Cucurbitella vlasinensis Ogden and Zivkovic, 1983
Diagnosis: Shell brown or opaque, subcircular or ovoid, with a distinct apertural collar; shell composed of a mixture of small to medium pieces of quartz to give a rough surface, but arranged so that the outline is more or less regular; particles are packed close together, with only small areas of organic cement visible; cement in the form of a network whose mesh is covered by a smooth membrane; collar trilobed and composed of small pieces of quartz arranged randomly; a double thickness of particles strengthens the three tooth-like projections where they form a dividing banier with the inner apertural opening; these ‘teeth’ are usually well defined and composed of small particles; each lobe has a small recess or cavity so that the internal opening is smaller than the external collar, the floor of these recesses appears as a continuation of the shell matrix; apertural opening trilobed in sequence with the collar and lined with flattish pieces of quartz with smaller pieces filling the junctions. Nucleus vesicular, with a spherical, hollow nucleolus.
Dimensions: Length 81-113 µm, breadth 69-97 µm, diameter of collar 36-51 µm, depth of collar 9-16 µm, diameter of aperture 19-35 (n=41) µm; my measurements 110-115 µm long, nucleus 34 µm.
Ecology: On waterplants and in sediment. Rare.
Remarks: This species resembles Difflugia lobostoma and large specimens of Difflugia gramen. Both species can have a collar, made of small particles. The main difference is the high collar of Cucurbitella vlasinensis. I found this remarkable species in the sediment of a ditch with Sphagnum contact in the nature reserve Naardermeer (south of De Machine) in the Netherlands.
I found this species also in a sample from Cocococha Lagoon in Peru. Specimens from this location were more spherical and larger, had a more pronounced collar and a much narrower diaphragm. The nucleus has two large nucleoli.
Ogden and Zivkovic, 1983: “In a review of the genus Cucurbitella by Gauthier-Lièvre & Thomas (1960) the number of lobes surrounding the aperture was used to differentiate species into a number of varieties and forms. Ogden (1986) considered that the three and four lobed specimens of C. mespiliformis were otherwise identical in all but that feature, and should therefore be designated as a single species until adequate morphological information was available on the variability of lobe formation. Nevertheless, observations on many specimens by Ogden show that there is little or no variation in the number and shape of the lobes. C. vlasinensis is similar to C. modesta Gauthier-Lièvre & Thomas, 1960 and C. modesta forma trilobata Gauthier-Lièvre & Thomas, 1960. It differs from C. modesta, which has four lobes, in that feature and general measurements, and from C. modesta forma trilobata in having well-defined teeth, a more extensive inner lining to each lobe and in overall larger general dimensions.
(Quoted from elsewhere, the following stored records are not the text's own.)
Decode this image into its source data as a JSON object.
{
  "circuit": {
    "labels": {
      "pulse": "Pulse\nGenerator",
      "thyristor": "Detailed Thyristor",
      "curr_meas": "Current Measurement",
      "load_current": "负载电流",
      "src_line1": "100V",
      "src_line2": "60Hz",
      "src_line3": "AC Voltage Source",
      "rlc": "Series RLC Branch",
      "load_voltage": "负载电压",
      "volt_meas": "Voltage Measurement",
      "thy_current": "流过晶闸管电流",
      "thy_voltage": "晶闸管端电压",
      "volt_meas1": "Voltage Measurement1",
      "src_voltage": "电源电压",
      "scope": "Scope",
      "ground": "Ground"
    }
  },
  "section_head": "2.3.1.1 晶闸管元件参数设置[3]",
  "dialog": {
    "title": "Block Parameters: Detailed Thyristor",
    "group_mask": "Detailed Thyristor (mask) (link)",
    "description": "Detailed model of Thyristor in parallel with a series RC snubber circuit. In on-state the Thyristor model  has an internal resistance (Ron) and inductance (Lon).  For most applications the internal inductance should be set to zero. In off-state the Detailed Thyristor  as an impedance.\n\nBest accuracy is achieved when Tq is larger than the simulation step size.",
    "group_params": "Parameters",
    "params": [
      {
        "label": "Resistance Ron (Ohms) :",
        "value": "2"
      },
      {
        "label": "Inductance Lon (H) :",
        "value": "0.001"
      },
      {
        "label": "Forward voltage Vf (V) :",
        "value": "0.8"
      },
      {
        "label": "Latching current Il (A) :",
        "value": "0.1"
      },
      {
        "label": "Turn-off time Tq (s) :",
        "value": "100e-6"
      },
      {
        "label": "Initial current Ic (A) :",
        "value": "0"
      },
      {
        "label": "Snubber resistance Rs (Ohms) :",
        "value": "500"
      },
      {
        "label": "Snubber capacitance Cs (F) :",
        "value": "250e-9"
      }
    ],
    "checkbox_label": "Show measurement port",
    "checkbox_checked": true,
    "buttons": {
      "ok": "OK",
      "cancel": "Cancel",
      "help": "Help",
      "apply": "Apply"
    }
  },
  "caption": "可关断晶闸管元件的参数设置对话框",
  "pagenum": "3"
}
An interesting ecological point to note is that C. modesta forma trilobata was reported only from Morocco which has similar climatic conditions to the region of Yugoslavia where the type species were collected.
This species is named after the location where the samples were collected, Lake Vlasina.”